MANITOU SPRINGS, Colo. — Manitou Springs turns 150 years old this year, and organizations are partnering together to bring the community a summer full of family-fun events, activities, and more.

Notable events include the city’s second annual Indigenous Peoples Day celebration, the Day of Friendship, 150th Exhibit at the Manitou Springs Heritage Center which launches on June 3rd, and perhaps one of the weirder traditions in Manitou Springs, the Peanut Pusher event.

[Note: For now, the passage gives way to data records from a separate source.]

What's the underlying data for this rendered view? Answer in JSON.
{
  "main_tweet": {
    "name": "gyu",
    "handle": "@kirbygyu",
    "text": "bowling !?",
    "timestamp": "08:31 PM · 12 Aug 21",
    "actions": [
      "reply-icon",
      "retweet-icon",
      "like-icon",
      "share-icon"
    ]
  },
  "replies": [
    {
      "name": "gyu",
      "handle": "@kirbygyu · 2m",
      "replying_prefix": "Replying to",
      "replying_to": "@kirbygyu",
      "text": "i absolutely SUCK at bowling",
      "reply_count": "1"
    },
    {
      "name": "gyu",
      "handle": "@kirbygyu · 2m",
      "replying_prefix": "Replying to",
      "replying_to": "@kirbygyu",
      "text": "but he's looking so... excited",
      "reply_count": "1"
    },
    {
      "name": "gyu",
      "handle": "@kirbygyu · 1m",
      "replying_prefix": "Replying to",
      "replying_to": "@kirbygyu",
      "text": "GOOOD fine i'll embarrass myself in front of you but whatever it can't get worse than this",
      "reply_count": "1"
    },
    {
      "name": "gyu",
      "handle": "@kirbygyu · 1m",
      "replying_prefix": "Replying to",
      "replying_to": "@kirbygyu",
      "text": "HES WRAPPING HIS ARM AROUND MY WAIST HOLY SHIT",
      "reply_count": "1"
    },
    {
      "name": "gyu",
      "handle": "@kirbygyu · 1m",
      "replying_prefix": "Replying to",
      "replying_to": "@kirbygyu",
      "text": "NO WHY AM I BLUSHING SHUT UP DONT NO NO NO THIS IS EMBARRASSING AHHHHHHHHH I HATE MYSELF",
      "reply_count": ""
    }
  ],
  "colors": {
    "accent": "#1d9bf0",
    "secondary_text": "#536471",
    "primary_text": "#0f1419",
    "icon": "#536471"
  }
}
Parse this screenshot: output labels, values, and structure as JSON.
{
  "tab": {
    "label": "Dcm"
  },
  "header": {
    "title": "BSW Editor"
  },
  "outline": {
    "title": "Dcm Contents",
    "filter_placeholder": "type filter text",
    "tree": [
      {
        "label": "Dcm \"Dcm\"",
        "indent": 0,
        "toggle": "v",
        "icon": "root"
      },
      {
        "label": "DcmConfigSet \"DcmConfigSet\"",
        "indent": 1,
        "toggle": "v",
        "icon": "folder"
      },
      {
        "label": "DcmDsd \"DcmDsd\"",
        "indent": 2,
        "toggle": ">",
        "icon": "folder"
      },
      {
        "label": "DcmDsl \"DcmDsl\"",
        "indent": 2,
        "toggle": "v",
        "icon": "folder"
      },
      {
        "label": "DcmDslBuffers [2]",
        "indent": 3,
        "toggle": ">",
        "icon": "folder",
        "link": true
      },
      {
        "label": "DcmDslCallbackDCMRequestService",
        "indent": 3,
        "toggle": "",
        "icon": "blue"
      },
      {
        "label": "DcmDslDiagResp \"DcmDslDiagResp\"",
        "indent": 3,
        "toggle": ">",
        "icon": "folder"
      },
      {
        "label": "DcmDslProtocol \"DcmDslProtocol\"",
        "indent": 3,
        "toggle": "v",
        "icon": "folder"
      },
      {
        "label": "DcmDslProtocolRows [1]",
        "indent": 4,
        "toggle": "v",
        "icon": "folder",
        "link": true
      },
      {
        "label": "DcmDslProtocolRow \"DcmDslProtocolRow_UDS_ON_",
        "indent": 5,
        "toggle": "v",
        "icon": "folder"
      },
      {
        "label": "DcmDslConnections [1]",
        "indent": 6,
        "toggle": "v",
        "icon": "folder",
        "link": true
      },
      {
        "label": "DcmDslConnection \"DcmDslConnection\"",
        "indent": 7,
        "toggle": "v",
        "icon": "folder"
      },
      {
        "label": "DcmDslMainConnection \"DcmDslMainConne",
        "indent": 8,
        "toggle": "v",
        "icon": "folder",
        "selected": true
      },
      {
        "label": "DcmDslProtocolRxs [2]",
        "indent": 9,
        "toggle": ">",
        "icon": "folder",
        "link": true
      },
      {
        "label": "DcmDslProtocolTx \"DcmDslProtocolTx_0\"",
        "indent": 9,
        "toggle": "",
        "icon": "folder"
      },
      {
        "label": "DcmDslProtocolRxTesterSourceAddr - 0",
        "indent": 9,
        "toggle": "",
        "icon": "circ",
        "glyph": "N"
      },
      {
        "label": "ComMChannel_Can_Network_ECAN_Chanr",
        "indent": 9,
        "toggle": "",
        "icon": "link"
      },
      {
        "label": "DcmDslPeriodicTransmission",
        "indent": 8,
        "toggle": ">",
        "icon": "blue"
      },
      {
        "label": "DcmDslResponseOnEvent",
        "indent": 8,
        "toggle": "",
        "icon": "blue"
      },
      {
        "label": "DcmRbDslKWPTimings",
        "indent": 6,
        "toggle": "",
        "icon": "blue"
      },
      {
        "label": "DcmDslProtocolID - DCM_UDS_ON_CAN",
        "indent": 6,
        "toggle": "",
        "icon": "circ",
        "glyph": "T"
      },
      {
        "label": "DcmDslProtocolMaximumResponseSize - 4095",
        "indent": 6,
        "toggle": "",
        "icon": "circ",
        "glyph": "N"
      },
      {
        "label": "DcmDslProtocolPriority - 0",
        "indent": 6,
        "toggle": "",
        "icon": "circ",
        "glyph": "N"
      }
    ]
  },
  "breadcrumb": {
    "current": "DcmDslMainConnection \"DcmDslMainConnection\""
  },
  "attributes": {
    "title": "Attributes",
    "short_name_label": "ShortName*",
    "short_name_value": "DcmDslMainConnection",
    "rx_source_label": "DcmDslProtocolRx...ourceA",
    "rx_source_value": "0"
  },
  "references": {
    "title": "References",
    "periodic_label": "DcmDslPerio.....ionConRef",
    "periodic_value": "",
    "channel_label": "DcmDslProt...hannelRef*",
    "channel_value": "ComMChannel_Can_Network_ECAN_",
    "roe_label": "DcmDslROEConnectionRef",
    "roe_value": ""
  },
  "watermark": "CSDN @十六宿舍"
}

The very first Peanut Pusher, Bill Williams, lost a very bizarre bet and subsequently performed the feat of pushing a peanut up the dangerously steep slopes of Pikes Peak to its summit on May 20 through June 9, 1929. The feat was duplicated in 1963 and 1976, and was even featured on an episode of Travel Channel’s popular television show, Mysteries at the Museum, in which David Walker of the Manitou Springs Heritage Center spent a day with a film crew and explained the unusual test of courage, willpower, and zaniness surrounding the Pikes Peak Peanut Pusher.

This year, during Manitou Springs’ sesquicentennial celebration, “an ambitious gentleman,” as the city describes the contender, looks to make history as the first person in the 21st Century to complete the Peanut Pusher from July 9-17.

The Peanut Pusher is just one of many events and festivities planned to celebrate the rich cultural heritage of Manitou Springs.

“Manitou Springs has a rich history, and our culture includes indigenous peoples of the past, present, and future. The environmental sensitivity of the first humans to frequent here is a legacy for all of us. Let’s keep that appreciation of nature and our past when we look back at the diverse cultures that made our community what it is today.” John Graham, Mayor of Manitou Springs stated. He continued “This is a year to celebrate who we are.”

The view a schedule of events and to read up on the fascinating history of Manitou Springs, head to